REVIEWS

« Back to
Book Reviews

Front Yard Gardens: Growing More than Grass

by Liz Primeau

Liz Primeau knew something was wrong when she realized that insects and neighbourhood pets avoided her manicured lawn in favour of bushes and shady gardens. When she thought about it, she decided that she couldn’t blame them. Lawns are essentially a monoculture, where a few related species of grass are relentlessly cultivated to the expense of all other life forms. “The problem with a monoculture,” she writes, “is that it discourages visits from insects and animals that can’t benefit in some way from the plant it contains, while attracting those who like to eat it.” Hence the perpetual cycle of herbicides, pesticides, and fertilizers. Primeau also decided that lawns were just not very pleasing to the eye.

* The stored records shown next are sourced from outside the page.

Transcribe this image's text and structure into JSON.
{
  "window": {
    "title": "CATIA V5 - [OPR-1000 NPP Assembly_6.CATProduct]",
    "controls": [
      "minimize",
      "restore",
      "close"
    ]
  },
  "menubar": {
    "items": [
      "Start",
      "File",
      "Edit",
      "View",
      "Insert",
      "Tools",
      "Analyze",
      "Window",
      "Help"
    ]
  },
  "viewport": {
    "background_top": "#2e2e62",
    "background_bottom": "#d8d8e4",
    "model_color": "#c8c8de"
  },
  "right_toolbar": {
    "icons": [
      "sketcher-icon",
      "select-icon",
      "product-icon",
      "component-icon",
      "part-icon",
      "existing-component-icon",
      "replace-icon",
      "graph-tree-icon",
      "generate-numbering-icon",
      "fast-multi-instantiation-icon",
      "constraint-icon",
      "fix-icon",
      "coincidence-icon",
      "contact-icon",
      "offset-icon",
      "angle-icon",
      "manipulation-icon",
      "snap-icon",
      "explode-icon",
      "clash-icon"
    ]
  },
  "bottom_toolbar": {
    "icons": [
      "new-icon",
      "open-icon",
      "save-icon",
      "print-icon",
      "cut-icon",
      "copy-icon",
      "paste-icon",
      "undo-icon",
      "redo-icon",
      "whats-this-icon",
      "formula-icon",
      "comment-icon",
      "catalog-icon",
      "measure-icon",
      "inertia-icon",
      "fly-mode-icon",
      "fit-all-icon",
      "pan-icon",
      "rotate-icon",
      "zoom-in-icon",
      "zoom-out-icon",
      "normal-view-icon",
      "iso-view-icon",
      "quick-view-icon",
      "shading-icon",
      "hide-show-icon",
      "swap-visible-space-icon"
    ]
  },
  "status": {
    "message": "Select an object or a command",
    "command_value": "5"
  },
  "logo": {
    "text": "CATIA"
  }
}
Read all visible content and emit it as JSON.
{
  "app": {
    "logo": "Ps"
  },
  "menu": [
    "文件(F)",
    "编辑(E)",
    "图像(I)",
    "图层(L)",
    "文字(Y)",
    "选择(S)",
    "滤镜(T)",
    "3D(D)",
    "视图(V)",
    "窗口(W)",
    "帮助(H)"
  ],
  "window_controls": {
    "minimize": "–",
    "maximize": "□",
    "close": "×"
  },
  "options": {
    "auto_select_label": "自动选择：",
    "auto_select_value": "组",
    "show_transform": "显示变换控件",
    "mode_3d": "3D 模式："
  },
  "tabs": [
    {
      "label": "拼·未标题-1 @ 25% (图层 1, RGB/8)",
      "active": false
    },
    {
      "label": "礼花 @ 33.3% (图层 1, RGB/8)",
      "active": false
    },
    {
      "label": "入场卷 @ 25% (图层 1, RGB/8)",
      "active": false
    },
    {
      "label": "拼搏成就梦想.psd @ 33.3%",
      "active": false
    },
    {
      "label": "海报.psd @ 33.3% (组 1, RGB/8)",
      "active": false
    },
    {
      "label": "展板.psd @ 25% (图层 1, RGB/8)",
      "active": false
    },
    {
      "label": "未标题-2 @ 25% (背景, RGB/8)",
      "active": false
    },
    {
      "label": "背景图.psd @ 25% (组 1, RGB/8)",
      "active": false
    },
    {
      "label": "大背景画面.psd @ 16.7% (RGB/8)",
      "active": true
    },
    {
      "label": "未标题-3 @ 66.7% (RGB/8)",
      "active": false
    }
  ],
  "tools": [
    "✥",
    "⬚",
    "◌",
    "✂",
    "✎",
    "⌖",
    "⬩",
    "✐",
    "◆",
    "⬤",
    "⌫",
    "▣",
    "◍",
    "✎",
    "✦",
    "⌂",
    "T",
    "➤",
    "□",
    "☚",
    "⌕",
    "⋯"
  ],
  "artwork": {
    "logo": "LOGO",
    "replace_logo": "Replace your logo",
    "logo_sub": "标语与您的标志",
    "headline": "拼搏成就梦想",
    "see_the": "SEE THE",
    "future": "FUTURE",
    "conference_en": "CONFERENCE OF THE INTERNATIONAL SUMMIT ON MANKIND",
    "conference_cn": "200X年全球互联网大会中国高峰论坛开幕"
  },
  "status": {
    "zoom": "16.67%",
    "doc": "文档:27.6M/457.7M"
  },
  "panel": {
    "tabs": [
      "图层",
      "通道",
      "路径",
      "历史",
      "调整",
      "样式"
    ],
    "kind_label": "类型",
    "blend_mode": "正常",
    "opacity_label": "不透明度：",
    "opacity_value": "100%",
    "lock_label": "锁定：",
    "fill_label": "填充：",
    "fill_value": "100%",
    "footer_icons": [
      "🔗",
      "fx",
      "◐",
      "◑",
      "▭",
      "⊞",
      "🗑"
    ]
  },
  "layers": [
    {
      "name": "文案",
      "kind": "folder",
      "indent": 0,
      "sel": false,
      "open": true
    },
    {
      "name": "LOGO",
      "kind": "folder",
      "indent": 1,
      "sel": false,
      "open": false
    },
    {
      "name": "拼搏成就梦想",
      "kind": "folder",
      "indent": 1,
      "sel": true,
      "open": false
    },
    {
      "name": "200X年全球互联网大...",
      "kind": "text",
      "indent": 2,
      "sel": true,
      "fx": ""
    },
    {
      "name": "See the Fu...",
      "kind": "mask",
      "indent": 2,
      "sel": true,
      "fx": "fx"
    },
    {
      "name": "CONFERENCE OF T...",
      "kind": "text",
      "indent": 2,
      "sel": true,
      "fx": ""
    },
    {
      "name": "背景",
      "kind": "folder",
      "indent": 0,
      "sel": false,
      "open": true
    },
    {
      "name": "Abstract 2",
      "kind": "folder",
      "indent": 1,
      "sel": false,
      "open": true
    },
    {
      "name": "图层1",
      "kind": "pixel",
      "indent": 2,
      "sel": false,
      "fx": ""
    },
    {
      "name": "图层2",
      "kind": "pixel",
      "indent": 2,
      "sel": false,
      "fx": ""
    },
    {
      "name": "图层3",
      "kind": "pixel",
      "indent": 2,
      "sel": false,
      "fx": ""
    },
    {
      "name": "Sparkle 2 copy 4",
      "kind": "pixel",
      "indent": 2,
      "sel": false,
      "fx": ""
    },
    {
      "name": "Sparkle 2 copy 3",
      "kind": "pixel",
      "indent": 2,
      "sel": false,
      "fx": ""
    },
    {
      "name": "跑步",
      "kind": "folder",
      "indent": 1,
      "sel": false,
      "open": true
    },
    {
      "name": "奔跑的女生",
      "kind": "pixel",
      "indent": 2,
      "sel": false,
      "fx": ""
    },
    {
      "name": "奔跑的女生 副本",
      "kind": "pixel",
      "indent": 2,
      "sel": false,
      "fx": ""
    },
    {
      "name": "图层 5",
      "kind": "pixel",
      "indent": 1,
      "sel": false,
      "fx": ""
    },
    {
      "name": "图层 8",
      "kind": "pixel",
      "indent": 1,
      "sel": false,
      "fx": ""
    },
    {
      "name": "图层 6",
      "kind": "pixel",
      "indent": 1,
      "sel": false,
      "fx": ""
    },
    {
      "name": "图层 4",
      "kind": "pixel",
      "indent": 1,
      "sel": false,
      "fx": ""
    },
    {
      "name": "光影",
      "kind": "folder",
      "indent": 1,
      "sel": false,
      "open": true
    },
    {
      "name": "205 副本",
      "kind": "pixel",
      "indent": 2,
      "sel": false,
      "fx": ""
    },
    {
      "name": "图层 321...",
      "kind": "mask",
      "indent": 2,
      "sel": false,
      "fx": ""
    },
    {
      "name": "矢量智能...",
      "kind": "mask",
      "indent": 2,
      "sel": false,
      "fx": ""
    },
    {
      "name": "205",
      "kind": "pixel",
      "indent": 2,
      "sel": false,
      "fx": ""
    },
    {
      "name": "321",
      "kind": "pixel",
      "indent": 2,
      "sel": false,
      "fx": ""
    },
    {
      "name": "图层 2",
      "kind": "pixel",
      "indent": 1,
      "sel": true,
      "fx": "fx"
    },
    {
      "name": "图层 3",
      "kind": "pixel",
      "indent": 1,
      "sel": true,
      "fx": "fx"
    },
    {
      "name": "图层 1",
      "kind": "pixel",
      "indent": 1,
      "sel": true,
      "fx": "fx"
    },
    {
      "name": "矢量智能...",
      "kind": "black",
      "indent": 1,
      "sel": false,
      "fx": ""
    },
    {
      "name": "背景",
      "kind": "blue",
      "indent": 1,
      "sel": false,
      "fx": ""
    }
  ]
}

For gardeners trying to kick the grass habit, Primeau and photographer Andrew Leyerle have created Front Yard Gardens: Growing More Than Grass, an excellent primer on the rewards and challenges of starting a yard garden. Canadian readers will appreciate Primeau’s tips on starting a lush mini-ecosystem in such difficult climates as Edmonton’s. Varying soil, light, water, and temperature conditions are examined through detailed tours of successful gardens from across North America, and Primeau also includes a lively pocket history of the lawn and its rise to prominence in suburban North America.